When the basic ring blank was the right size and the right width I was ready to start the inlay process.

To get my inlays precise I used my trusty marking gauge to score three lines around the circumference of the ring. These lines gave me a good guide and allowed me to carve my inlay channels with precision.

Step 6: Cutting Grooves for the Strings

I mounted the ring on a simple spindle and used a set of files to carve inlay channels where I'd scored my lines. I made sure the channels were deep enough to accommodate the guitar strings.

Time to set the guitar string inlays. I began by test wrapping the string into the inlay so I could find roughly how much I would need to go around the whole circumference of the ring.

I used a wire snipper to cut the string and then a half round nose pliers to make the string more ring shaped. Without this step the string will keep wanting to revert back to a straight shape which makes the glue up impossible!

Step 7: Setting the Guitar String Inlays

I made adjustments to the string with a flat file to make sure the fit was tight and the seam where the edges joined would be minimal.

When I was happy with the fit, it was time to start gluing the guitar string into the channel!

The seams of the strings were lined up with the seam or join in the wood - we'll call this the “back of the ring”. I began gluing from the “front of the ring” and this made lining everything up a little easier.

I dabbed a little bit of CA glue into the channel and then pressed the string in and waited for the glue to cure. I worked my way from the front, dabbing in a little glue and pulling the string tight.

I repeated these steps with my second string and did a good job with lining up the seams. Before moving on to my third inlay I sanded down the strings with a few grits of sand paper to give them an attractive “ground down” look.

Step 8: Abalone Inlay

With my strings in I started carving my center inlay channel in much the same way as before using a series of files. I did this with the ring mounted on a spindle.

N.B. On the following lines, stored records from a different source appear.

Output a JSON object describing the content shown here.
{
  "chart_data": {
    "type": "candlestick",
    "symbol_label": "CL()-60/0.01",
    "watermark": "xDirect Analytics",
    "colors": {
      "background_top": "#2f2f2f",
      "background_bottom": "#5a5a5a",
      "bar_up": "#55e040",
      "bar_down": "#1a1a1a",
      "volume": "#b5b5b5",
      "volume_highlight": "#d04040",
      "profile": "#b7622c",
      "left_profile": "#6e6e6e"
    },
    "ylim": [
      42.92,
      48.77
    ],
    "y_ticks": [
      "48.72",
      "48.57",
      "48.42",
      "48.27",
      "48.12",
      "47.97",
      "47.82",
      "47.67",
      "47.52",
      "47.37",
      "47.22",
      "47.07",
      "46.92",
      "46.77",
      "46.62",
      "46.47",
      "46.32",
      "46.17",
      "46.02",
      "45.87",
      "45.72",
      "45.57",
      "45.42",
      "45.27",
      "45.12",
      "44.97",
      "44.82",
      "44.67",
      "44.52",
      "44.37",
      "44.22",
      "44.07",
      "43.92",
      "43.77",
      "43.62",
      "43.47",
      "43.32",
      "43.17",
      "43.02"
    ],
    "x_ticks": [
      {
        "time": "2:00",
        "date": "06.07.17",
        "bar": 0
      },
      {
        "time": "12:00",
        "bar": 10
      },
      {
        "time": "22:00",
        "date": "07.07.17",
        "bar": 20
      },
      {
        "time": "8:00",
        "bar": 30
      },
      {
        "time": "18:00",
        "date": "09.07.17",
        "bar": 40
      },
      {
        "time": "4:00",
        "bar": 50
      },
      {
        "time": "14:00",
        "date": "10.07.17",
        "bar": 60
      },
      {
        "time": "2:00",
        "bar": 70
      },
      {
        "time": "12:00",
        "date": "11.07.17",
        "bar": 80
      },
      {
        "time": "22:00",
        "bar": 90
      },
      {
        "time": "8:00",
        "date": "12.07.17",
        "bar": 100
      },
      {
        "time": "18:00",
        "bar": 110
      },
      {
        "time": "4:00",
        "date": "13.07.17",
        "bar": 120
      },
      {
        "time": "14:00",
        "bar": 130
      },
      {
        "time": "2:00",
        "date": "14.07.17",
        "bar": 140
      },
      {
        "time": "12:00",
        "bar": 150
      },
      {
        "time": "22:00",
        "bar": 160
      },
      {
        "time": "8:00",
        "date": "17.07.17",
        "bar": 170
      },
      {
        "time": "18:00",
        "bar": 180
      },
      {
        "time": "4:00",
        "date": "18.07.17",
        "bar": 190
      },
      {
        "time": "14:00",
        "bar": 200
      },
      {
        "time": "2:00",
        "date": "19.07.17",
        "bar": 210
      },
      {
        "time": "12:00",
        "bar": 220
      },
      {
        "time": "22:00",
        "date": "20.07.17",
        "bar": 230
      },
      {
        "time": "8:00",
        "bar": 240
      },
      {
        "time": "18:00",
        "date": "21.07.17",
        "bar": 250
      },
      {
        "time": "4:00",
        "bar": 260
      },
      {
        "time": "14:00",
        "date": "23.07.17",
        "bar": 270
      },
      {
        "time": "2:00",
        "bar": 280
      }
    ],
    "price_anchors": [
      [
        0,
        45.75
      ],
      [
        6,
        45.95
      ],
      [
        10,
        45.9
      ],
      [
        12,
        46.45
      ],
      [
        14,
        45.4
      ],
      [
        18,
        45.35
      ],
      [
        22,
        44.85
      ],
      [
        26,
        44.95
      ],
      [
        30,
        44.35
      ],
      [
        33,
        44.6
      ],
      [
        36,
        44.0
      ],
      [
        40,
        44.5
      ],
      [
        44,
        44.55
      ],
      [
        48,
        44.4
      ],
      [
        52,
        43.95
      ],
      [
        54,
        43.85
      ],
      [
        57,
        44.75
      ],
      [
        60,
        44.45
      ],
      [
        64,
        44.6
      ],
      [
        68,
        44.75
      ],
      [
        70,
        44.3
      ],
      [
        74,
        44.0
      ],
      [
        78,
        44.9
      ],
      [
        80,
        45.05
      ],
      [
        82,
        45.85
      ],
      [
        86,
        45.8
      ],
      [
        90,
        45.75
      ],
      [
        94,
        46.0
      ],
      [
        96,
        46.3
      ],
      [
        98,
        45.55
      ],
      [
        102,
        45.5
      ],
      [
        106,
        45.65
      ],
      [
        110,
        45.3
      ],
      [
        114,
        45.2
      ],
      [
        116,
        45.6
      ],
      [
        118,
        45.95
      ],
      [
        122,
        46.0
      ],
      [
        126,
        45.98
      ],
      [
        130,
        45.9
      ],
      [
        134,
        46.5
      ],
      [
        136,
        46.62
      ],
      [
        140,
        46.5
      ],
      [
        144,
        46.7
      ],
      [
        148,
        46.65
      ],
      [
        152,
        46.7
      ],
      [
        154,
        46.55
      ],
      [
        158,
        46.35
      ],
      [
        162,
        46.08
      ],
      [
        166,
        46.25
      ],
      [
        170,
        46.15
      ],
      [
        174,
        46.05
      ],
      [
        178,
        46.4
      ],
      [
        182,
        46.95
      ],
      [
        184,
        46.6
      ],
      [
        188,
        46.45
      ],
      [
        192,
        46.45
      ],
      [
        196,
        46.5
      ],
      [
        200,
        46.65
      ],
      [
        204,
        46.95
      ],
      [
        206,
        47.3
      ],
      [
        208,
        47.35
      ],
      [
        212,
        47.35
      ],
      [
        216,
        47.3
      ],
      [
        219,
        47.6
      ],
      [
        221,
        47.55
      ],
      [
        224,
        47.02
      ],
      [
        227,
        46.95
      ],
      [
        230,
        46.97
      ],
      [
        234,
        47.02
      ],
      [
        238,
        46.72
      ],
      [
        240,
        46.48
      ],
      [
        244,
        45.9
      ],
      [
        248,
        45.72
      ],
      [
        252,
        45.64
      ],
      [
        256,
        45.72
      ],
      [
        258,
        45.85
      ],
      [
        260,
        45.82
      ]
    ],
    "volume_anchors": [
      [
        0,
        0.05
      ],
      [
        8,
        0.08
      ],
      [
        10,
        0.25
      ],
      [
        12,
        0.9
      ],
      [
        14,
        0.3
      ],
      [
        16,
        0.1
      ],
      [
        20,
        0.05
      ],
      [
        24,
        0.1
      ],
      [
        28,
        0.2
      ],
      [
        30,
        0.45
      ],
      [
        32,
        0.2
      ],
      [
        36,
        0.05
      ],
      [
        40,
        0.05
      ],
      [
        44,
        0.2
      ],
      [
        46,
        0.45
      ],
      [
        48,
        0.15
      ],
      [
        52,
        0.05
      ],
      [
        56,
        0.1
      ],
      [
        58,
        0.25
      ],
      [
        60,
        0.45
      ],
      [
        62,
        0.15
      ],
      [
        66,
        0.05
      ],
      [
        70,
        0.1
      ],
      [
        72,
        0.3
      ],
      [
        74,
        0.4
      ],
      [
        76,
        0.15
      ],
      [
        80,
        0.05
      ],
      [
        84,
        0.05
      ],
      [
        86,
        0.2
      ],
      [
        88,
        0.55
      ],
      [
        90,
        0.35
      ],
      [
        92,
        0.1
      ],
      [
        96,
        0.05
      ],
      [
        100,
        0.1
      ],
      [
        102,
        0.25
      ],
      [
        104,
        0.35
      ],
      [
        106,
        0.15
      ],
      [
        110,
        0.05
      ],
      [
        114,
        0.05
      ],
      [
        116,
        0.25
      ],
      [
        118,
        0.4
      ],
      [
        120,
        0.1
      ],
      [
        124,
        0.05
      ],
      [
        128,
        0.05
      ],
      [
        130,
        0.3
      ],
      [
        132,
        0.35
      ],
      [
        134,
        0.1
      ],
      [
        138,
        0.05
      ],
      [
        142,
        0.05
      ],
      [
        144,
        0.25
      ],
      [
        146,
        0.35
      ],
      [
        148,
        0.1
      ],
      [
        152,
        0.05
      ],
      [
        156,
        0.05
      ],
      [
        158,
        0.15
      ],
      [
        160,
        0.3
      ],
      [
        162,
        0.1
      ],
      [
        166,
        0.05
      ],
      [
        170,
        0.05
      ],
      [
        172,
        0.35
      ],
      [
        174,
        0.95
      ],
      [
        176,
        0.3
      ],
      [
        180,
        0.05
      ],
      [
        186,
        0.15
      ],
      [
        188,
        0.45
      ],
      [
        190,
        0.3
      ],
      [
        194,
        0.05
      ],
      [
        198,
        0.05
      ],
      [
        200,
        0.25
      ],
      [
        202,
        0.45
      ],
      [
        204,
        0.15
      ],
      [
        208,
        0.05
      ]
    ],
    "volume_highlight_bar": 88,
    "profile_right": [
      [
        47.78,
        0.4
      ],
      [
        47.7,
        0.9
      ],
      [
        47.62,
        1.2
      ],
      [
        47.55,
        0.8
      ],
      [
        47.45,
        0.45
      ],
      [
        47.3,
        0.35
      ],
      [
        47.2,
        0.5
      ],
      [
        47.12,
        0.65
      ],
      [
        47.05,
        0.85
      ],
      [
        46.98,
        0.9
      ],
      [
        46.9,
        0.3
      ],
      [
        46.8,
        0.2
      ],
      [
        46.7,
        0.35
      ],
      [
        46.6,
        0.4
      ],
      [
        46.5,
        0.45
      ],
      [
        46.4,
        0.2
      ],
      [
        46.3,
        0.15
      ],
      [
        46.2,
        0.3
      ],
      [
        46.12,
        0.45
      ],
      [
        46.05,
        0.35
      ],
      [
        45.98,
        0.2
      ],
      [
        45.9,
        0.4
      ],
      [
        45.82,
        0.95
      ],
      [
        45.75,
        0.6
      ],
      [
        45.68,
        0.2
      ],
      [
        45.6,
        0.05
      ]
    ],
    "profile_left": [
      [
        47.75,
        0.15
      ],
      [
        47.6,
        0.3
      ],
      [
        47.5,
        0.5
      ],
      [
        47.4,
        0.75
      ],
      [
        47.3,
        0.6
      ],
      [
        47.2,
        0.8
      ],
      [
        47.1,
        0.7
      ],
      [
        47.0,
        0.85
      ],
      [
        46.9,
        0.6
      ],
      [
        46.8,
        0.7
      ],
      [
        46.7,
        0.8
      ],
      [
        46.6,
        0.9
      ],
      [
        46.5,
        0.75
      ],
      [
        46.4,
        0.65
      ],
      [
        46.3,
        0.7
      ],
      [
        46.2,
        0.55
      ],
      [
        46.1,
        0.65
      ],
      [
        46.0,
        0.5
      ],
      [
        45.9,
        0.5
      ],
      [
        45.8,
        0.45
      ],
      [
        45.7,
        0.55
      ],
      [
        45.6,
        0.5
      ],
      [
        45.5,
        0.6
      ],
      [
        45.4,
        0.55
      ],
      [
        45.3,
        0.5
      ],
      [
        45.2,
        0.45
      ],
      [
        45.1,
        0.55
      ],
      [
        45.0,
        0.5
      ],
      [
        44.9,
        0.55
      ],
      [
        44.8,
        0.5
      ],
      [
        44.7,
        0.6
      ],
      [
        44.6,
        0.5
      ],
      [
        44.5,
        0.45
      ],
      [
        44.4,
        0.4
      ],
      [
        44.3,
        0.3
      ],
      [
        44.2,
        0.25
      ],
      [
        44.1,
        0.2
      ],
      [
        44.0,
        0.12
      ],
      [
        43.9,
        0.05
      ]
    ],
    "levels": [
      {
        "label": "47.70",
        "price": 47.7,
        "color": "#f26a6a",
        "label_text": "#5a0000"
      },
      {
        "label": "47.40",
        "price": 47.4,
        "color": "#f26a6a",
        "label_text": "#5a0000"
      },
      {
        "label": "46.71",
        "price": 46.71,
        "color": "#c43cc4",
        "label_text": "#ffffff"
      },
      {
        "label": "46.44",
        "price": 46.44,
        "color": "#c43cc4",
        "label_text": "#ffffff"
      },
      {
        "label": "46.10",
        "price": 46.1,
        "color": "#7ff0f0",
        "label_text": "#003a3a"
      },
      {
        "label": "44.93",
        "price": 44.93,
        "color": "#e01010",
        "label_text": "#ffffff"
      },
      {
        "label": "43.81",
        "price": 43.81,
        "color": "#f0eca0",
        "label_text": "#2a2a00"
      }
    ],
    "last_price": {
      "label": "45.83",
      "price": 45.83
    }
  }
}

I cut a strip from the abalone laminate sheet that was roughly the same width as the inlay channel (approximately 2mm wide).

To set the inlay I dabbed a little bit of CA glue into the carved channel, and placed a section of abalone into the glue. After waiting a few seconds I rolled the shell into the inlay.

I worked my way around the ring, trying to make the abalone inlay as seamless as possible. Where a piece broke off, I glued the next piece in so that it blended nicely.

Step 9: Finish Him

When the final inlay was complete I began finishing.

To do this I gave every surface of the ring a generous coating of CA glue to really make the details pop and add protection from the elements.

I do this using a cocktail stick, but I've seen it done with kitchen roll or a paint brush.

To stop the glue from blooming/bubbling/going weird I spray a light misting of activator spray in between coats.

I applied a bunch of layers of CA glue to the ring (the inside and the outside) and moved on to the tedious part: polishing!

Step 10: Polishing for Days

I always take my time with polishing to give the final ring a shiny and smooth feel. For the inside and outer edges I used progressively finer grits of sandpaper and micro mesh to hand sand the ring until there were no bumps, marks or dips in the finish.

To polish the outside I mounted the ring back on my spindle and wet sanded through the grits to get an even and shiny surface. When the sanding was complete I rubbed in a bit of burnishing cream to bring out the full lustre of the finish.

Step 11: Time for Photos!

Thank you for watching, that was an awesome project!

Want one of these rings but don't want to make one??

I'm so happy with the way this turned out, these rings are available to order from my Etsy shop - use promo code GAMEOFTONES to get 15% off* at the checkout! Here's the link:

*This offer is valid until the 18th of February 2018.

Thank you s much for watching, check out more videos, subscribe to my channel if you want to see more ring making tutorials. Be sure to go over to my website, where you'll see a sign up form to my email list so come and get involved and join the team.

Thank you so much for watching, hope to see you in the next one!